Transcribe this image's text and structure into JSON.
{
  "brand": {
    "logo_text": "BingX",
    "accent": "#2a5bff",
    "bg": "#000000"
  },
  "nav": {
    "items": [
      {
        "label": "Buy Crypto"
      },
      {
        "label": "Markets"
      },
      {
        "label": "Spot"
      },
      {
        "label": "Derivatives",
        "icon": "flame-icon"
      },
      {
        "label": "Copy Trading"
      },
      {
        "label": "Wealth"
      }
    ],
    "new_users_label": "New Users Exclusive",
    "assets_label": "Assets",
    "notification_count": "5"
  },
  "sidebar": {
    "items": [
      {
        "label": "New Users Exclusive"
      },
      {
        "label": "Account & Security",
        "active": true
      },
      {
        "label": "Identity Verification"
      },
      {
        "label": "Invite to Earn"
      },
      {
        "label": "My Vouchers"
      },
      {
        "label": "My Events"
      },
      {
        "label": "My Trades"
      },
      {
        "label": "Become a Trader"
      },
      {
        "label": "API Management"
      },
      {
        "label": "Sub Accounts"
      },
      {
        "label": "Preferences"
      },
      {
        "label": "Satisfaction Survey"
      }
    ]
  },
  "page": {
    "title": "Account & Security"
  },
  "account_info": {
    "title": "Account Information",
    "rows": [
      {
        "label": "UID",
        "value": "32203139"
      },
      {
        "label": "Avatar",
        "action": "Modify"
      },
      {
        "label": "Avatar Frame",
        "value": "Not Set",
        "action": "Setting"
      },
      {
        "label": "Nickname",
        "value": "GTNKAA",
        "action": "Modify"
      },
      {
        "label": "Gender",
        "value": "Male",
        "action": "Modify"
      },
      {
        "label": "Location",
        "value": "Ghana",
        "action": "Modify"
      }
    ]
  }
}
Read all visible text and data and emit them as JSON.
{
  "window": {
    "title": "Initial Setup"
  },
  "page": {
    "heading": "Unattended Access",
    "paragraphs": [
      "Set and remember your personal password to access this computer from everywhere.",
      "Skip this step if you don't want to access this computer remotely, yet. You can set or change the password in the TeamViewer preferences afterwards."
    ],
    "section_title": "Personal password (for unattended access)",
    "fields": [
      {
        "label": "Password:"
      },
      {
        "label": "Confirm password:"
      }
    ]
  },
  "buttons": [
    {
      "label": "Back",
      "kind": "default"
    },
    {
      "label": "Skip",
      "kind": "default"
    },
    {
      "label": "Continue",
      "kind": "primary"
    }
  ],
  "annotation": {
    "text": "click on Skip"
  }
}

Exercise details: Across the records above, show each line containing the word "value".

Output for this task:
        "value": "32203139"
        "value": "Not Set",
        "value": "GTNKAA",
        "value": "Male",
        "value": "Ghana",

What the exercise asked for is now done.